» Items from an interface collection
__________

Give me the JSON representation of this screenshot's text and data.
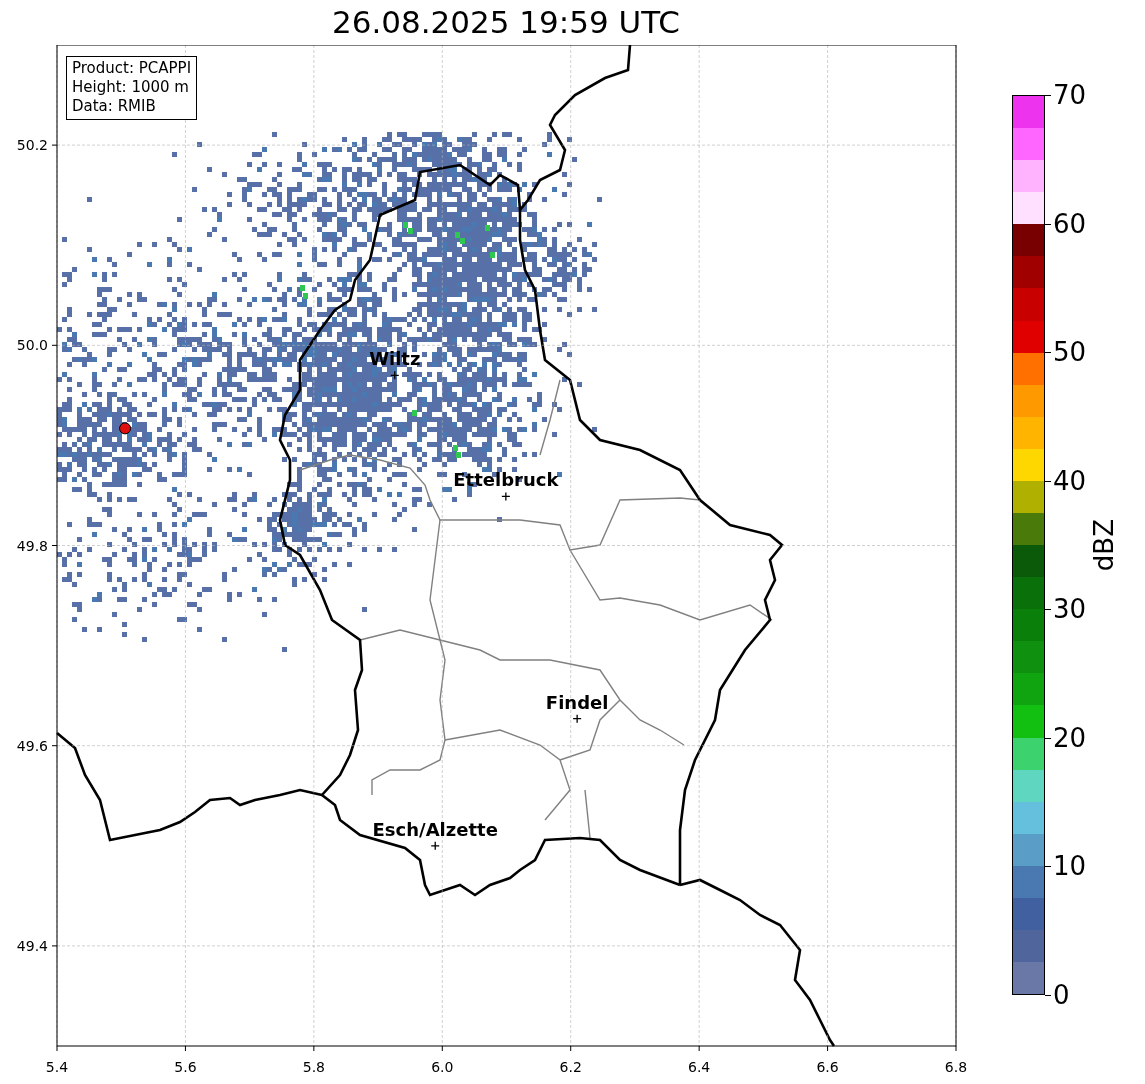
{
  "title": "26.08.2025 19:59 UTC",
  "info_box": [
    "Product: PCAPPI",
    "Height: 1000 m",
    "Data: RMIB"
  ],
  "map": {
    "chart_data": {
      "type": "scatter",
      "x": [
        5.926,
        6.099,
        6.21,
        5.989
      ],
      "values": [
        49.97,
        49.849,
        49.627,
        49.5
      ],
      "grid": true,
      "xlim": [
        5.4,
        6.8
      ],
      "ylim": [
        49.3,
        50.3
      ],
      "xticks": [
        {
          "value": 5.4,
          "label": "5.4"
        },
        {
          "value": 5.6,
          "label": "5.6"
        },
        {
          "value": 5.8,
          "label": "5.8"
        },
        {
          "value": 6,
          "label": "6.0"
        },
        {
          "value": 6.2,
          "label": "6.2"
        },
        {
          "value": 6.4,
          "label": "6.4"
        },
        {
          "value": 6.6,
          "label": "6.6"
        },
        {
          "value": 6.8,
          "label": "6.8"
        }
      ],
      "yticks": [
        {
          "value": 49.4,
          "label": "49.4"
        },
        {
          "value": 49.6,
          "label": "49.6"
        },
        {
          "value": 49.8,
          "label": "49.8"
        },
        {
          "value": 50,
          "label": "50.0"
        },
        {
          "value": 50.2,
          "label": "50.2"
        }
      ],
      "annotations": [
        {
          "x": 5.926,
          "y": 49.97,
          "text": "Wiltz"
        },
        {
          "x": 6.099,
          "y": 49.849,
          "text": "Ettelbruck"
        },
        {
          "x": 6.21,
          "y": 49.627,
          "text": "Findel"
        },
        {
          "x": 5.989,
          "y": 49.5,
          "text": "Esch/Alzette"
        }
      ]
    }
  },
  "colorbar": {
    "label": "dBZ",
    "ticks": [
      "70",
      "60",
      "50",
      "40",
      "30",
      "20",
      "10",
      "0"
    ],
    "bins": [
      {
        "color": "#ee33ee"
      },
      {
        "color": "#ff66ff"
      },
      {
        "color": "#ffb3ff"
      },
      {
        "color": "#ffe0ff"
      },
      {
        "color": "#780000"
      },
      {
        "color": "#a00000"
      },
      {
        "color": "#c80000"
      },
      {
        "color": "#e00000"
      },
      {
        "color": "#ff7000"
      },
      {
        "color": "#ff9900"
      },
      {
        "color": "#ffb400"
      },
      {
        "color": "#ffd700"
      },
      {
        "color": "#b0b000"
      },
      {
        "color": "#4a7a0a"
      },
      {
        "color": "#0a5a0a"
      },
      {
        "color": "#0a700a"
      },
      {
        "color": "#0a800a"
      },
      {
        "color": "#0f900f"
      },
      {
        "color": "#10a510"
      },
      {
        "color": "#12c012"
      },
      {
        "color": "#3cd26e"
      },
      {
        "color": "#5fd6c0"
      },
      {
        "color": "#64c0dc"
      },
      {
        "color": "#5a9ec8"
      },
      {
        "color": "#4a78b0"
      },
      {
        "color": "#4060a0"
      },
      {
        "color": "#50659c"
      },
      {
        "color": "#6a78a8"
      }
    ]
  }
}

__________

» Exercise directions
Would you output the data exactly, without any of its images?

» Response to this exercise
Give me the JSON representation of this screenshot's text and data.
{
  "title": "26.08.2025 19:59 UTC",
  "info_box": [
    "Product: PCAPPI",
    "Height: 1000 m",
    "Data: RMIB"
  ],
  "map": {
    "chart_data": {
      "type": "scatter",
      "x": [
        5.926,
        6.099,
        6.21,
        5.989
      ],
      "values": [
        49.97,
        49.849,
        49.627,
        49.5
      ],
      "grid": true,
      "xlim": [
        5.4,
        6.8
      ],
      "ylim": [
        49.3,
        50.3
      ],
      "xticks": [
        {
          "value": 5.4,
          "label": "5.4"
        },
        {
          "value": 5.6,
          "label": "5.6"
        },
        {
          "value": 5.8,
          "label": "5.8"
        },
        {
          "value": 6,
          "label": "6.0"
        },
        {
          "value": 6.2,
          "label": "6.2"
        },
        {
          "value": 6.4,
          "label": "6.4"
        },
        {
          "value": 6.6,
          "label": "6.6"
        },
        {
          "value": 6.8,
          "label": "6.8"
        }
      ],
      "yticks": [
        {
          "value": 49.4,
          "label": "49.4"
        },
        {
          "value": 49.6,
          "label": "49.6"
        },
        {
          "value": 49.8,
          "label": "49.8"
        },
        {
          "value": 50,
          "label": "50.0"
        },
        {
          "value": 50.2,
          "label": "50.2"
        }
      ],
      "annotations": [
        {
          "x": 5.926,
          "y": 49.97,
          "text": "Wiltz"
        },
        {
          "x": 6.099,
          "y": 49.849,
          "text": "Ettelbruck"
        },
        {
          "x": 6.21,
          "y": 49.627,
          "text": "Findel"
        },
        {
          "x": 5.989,
          "y": 49.5,
          "text": "Esch/Alzette"
        }
      ]
    }
  },
  "colorbar": {
    "label": "dBZ",
    "ticks": [
      "70",
      "60",
      "50",
      "40",
      "30",
      "20",
      "10",
      "0"
    ],
    "bins": [
      {
        "color": "#ee33ee"
      },
      {
        "color": "#ff66ff"
      },
      {
        "color": "#ffb3ff"
      },
      {
        "color": "#ffe0ff"
      },
      {
        "color": "#780000"
      },
      {
        "color": "#a00000"
      },
      {
        "color": "#c80000"
      },
      {
        "color": "#e00000"
      },
      {
        "color": "#ff7000"
      },
      {
        "color": "#ff9900"
      },
      {
        "color": "#ffb400"
      },
      {
        "color": "#ffd700"
      },
      {
        "color": "#b0b000"
      },
      {
        "color": "#4a7a0a"
      },
      {
        "color": "#0a5a0a"
      },
      {
        "color": "#0a700a"
      },
      {
        "color": "#0a800a"
      },
      {
        "color": "#0f900f"
      },
      {
        "color": "#10a510"
      },
      {
        "color": "#12c012"
      },
      {
        "color": "#3cd26e"
      },
      {
        "color": "#5fd6c0"
      },
      {
        "color": "#64c0dc"
      },
      {
        "color": "#5a9ec8"
      },
      {
        "color": "#4a78b0"
      },
      {
        "color": "#4060a0"
      },
      {
        "color": "#50659c"
      },
      {
        "color": "#6a78a8"
      }
    ]
  }
}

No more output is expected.